Hillary Clinton 'kept pneumonia diagnosis from most of team'
US Democratic party presidential candidate Hillary Clinton kept her pneumonia diagnosis from most of her staff, according to reports, choosing to tell only family and close aides.
Mrs Clinton was reportedly concerned that news of the illness would be exploited by her opponents.
She was diagnosed on Friday and advised to rest, but continued campaigning.
Her team was forced to go public with the diagnosis on Sunday when she left a 9/11 memorial early, appearing weak.
Speaking to CNN late on Monday, Mrs Clinton said she was feeling "so much better".
She also told the broadcaster that she had not disclosed her pneumonia diagnosis, saying: "I just didn't think it was going to be that big a deal."
The US presidential candidate said she had ignored a doctor's "wise" advice to rest for five days. She said she hoped to be back on the trail in "the next couple of days".
- Will Clinton pay for her terrible weekend?
- What is 'walking pneumonia'?
- A history of US presidential bad health

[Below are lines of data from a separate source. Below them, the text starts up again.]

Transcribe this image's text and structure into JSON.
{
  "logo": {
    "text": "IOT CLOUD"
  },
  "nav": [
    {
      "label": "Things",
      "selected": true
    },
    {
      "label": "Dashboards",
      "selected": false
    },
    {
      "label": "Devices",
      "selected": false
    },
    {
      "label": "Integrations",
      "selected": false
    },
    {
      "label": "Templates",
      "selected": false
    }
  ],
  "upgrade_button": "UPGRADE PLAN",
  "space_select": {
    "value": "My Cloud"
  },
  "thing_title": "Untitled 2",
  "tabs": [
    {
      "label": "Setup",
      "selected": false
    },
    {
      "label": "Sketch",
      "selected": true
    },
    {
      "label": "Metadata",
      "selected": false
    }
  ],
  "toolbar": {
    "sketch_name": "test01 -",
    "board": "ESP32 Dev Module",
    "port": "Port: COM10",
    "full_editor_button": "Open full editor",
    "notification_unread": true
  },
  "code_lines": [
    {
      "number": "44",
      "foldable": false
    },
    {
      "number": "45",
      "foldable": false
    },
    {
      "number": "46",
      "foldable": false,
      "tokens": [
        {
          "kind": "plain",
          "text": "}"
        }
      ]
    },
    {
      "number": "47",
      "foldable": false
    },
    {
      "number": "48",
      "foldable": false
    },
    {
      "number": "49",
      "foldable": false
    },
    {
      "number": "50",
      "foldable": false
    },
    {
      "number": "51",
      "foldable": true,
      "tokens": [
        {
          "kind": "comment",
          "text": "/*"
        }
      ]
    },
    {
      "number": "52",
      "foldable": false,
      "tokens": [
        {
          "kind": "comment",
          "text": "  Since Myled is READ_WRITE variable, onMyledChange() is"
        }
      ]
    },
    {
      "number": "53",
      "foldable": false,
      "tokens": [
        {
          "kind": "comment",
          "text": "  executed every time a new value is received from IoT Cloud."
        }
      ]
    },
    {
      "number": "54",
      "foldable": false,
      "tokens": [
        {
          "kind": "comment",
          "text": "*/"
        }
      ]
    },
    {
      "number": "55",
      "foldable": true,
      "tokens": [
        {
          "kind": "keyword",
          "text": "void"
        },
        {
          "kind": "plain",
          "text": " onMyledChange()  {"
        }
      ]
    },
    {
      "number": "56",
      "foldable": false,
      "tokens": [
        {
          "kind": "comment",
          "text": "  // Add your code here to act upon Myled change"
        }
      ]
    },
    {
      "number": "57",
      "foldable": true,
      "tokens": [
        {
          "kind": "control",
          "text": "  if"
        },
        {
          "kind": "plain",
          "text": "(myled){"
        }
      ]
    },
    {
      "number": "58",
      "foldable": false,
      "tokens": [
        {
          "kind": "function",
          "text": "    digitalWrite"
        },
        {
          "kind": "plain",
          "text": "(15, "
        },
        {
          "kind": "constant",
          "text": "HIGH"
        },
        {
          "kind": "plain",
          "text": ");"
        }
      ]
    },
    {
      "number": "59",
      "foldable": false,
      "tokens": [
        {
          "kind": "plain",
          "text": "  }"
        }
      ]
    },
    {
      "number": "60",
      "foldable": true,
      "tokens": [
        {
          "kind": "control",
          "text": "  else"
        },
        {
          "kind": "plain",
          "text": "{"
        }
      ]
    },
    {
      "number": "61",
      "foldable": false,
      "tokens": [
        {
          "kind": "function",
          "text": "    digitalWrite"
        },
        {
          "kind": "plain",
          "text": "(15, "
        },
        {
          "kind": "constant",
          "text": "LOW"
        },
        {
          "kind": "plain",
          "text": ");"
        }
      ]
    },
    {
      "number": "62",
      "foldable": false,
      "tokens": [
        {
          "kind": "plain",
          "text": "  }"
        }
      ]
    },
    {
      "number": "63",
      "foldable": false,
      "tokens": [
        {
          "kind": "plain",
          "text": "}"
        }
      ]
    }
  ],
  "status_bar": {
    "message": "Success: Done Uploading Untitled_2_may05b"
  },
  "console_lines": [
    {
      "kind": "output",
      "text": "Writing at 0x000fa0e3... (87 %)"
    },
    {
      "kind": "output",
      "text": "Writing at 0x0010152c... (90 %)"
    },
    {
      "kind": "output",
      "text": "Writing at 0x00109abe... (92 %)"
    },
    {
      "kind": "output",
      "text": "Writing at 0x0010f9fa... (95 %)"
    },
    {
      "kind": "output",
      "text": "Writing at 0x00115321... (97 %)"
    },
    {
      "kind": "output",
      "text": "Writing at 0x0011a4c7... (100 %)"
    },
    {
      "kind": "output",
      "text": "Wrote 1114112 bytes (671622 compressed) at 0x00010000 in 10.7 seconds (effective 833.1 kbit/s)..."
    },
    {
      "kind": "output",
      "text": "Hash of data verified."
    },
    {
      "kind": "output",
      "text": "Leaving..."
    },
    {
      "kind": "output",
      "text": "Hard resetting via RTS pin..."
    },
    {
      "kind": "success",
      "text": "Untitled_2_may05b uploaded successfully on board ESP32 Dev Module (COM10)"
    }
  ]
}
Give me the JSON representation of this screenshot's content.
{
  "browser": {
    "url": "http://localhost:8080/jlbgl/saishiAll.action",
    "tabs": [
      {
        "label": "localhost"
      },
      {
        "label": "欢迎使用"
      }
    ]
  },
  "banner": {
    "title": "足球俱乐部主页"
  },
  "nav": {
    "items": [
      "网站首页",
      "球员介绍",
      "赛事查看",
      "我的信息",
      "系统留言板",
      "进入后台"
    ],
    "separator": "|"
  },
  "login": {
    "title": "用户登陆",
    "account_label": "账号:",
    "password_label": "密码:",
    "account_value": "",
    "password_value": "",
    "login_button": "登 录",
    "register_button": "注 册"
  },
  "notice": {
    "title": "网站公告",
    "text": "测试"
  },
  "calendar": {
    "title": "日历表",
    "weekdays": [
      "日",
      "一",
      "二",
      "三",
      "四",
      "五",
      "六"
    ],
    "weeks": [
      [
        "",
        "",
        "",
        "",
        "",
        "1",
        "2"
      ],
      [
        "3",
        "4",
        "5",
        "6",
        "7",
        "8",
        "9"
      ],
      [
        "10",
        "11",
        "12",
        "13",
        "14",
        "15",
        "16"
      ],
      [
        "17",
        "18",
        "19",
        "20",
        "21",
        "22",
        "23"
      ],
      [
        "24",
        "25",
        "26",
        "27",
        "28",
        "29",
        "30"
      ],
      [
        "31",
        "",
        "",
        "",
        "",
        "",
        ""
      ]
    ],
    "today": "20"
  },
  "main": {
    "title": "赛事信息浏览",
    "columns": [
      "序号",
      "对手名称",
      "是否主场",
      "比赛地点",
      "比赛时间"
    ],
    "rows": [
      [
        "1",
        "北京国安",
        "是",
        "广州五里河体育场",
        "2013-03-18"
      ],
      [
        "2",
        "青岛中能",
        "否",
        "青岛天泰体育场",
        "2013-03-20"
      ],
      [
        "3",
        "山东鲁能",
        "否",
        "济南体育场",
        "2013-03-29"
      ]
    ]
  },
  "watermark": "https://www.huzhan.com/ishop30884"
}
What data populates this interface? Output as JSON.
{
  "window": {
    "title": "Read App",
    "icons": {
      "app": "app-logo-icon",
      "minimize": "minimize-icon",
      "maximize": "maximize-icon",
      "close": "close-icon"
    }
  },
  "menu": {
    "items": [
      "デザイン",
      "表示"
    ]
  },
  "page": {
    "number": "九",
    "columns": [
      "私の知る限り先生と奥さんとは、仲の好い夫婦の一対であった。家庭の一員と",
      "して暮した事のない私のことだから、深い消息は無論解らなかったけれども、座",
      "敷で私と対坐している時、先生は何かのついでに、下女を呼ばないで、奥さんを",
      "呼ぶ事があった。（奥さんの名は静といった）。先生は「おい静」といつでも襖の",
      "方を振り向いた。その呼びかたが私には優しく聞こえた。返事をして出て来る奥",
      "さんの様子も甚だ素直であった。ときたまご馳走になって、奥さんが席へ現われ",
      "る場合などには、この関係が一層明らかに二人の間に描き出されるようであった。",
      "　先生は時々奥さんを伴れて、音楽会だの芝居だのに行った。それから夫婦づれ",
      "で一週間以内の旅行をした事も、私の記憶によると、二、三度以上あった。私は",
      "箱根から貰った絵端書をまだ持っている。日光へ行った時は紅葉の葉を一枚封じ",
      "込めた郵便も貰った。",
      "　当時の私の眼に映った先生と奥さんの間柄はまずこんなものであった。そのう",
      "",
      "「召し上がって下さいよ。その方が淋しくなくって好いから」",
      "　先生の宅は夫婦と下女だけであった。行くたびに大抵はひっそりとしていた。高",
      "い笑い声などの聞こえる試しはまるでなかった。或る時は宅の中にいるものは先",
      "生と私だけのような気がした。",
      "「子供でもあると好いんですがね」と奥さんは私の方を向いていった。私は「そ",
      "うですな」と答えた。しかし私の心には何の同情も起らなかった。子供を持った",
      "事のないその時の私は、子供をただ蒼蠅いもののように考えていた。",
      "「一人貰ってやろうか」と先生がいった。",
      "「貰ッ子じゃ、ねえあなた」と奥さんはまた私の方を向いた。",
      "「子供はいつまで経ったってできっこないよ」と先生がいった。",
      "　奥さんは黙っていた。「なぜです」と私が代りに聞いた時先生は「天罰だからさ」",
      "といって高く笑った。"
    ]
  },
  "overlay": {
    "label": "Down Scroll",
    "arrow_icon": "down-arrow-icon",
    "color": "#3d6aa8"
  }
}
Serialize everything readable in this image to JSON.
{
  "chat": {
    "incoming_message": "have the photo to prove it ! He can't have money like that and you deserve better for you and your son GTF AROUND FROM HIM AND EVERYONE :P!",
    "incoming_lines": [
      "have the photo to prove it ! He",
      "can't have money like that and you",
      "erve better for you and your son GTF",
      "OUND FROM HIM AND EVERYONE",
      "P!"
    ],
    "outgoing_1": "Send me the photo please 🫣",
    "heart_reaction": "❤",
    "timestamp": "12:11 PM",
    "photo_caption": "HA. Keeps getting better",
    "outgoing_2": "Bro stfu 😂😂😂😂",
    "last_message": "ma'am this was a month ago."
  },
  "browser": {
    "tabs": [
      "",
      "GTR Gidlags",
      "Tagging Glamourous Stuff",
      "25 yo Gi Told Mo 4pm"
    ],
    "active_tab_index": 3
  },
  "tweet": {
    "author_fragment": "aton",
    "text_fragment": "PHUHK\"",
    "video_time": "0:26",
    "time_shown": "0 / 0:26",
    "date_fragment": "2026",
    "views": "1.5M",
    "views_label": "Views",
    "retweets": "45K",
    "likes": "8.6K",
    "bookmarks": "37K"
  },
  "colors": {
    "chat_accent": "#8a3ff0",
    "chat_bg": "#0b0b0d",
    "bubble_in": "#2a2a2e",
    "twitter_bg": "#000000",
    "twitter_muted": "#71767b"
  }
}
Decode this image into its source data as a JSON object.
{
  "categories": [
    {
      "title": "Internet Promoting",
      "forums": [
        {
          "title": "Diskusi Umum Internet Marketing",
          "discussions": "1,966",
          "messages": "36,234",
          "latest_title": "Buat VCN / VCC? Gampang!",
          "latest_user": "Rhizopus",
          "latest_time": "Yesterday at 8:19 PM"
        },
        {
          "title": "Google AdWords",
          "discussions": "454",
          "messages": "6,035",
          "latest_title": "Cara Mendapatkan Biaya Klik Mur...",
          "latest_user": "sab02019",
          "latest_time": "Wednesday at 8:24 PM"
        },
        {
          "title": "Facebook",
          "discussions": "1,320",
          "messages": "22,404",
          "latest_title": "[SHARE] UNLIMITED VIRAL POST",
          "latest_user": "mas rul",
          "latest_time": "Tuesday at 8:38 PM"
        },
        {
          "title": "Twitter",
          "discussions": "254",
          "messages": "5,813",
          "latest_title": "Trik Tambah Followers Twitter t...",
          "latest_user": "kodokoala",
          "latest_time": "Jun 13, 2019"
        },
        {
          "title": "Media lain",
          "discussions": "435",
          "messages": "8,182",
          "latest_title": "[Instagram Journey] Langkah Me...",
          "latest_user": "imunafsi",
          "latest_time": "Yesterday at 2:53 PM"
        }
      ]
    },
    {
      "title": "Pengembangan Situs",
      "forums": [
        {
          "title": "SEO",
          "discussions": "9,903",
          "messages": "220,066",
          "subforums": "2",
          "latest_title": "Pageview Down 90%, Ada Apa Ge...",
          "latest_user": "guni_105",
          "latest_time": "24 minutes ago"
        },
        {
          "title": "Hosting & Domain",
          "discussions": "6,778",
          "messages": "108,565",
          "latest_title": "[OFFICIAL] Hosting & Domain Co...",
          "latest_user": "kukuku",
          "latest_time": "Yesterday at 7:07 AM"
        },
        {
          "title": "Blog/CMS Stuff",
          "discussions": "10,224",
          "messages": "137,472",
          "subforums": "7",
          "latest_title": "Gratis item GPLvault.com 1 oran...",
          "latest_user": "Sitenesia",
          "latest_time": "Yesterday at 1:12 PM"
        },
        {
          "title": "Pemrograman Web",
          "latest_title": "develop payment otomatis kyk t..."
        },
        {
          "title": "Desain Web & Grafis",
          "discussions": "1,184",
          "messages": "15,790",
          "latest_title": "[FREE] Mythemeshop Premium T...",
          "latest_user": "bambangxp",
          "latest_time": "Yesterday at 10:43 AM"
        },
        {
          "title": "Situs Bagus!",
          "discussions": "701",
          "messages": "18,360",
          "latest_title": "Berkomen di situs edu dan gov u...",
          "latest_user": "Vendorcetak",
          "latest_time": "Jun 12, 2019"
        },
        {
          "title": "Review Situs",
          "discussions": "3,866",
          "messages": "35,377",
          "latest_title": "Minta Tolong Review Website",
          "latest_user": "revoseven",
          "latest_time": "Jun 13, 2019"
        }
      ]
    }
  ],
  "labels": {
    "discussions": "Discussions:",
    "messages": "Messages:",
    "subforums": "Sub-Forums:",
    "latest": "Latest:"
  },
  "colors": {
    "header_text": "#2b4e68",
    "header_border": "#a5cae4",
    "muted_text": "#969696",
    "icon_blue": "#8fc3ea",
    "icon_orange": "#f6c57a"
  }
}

The Democratic nominee acknowledged she had lost her balance during Sunday morning's health scare, but said she did not faint.
"I felt dizzy and I did lose my balance for a minute, but once I got in (the van), once I could sit down, once I could cool off, once I had some water, I immediately started feeling better," she said.
Some critics questioned why this had only been revealed after Sunday's events and Mrs Clinton's communications director conceded the incident had been poorly managed.
She will be releasing new medical records to help ease concerns about her health, a campaign spokesman said.
Don Fowler, a former chairman of the Democratic National Committee (DNC), urged the party on Sunday to immediately come up with a process to choose a potential successor for Mrs Clinton, in case she is forced to retire with ill health.
Mr Fowler said he expected Mrs Clinton to fully recover but said taking precautions was necessary.
Ed Rendell, another former DNC chair, told Politico: "There is absolutely no chance Hillary Clinton will withdraw from running for the presidency."
It capped a difficult weekend for Mrs Clinton, who came under attack from Mr Trump for calling half of his supporters "deplorable" people on Friday.
On Monday, the Republican presidential nominee wished her a speedy recovery. He also pledged to release the results of a medical examination he took over the past week.
- Clinton regrets calling Trump supporters 'deplorable'
- Are concerns about Hillary Clinton's health sexist?
Mr Trump has repeatedly suggested Mrs Clinton is unfit, telling supporters last month she "lacks the mental and physical stamina" to serve as president.
Other campaign developments
- Donald Trump accused US Federal Reserve Chair Janet Yellen of keeping interest rates low to boost President Barack Obama's popularity. He said she should be "ashamed"
- The Republican candidate also released a new ad attacking Mrs Clinton for calling half of his supporters "a basket of deplorables" last week. "You know what's deplorable? Hillary Clinton viciously demonising hard-working people like you," a narrator says
- Green Party candidate Jill Stein says she would not have killed Osama Bin Laden but instead would have put him on trial
Major fall or just a stumble? - Anthony Zurcher, BBC News
Will Hillary Clinton's near collapse during Sunday's 9/11 memorial ceremonies make her health a political Achilles heel?
The Trump campaign managed to hold its tongue as the news unfolded, probably sensing that the story was damaging enough on its own.
At 68, Mrs Clinton is particularly susceptible to concerns about her health (as is 70-year-old Mr Trump).
But if she returns to her normal campaign schedule without incident, she will go a long way towards putting health concerns to bed.
What is walking pneumonia?
Mrs Clinton's team said she is suffering with "walking pneumonia" - a not-too-serious form of the lung infection which leaves patients feeling unwell but doesn't usually require bed rest or hospital care.
Pneumonia is essentially an infection of the lungs which causes inflammation in the air sacs and fills them with fluid. Symptoms can include a cough, fever, fatigue, chills and shortness of breath.
Anyone can contract pneumonia, although smokers, older people, and sufferers of chronic lung diseases are at increased risk. There are two types - bacterial or viral. Bacterial pneumonia is common and easily treated with antibiotics.
Most people with so-called "walking pneumonia" can recover within a few days. Those with weak immune systems or existing conditions can take weeks to recover, and pneumonia can in some cases be fatal.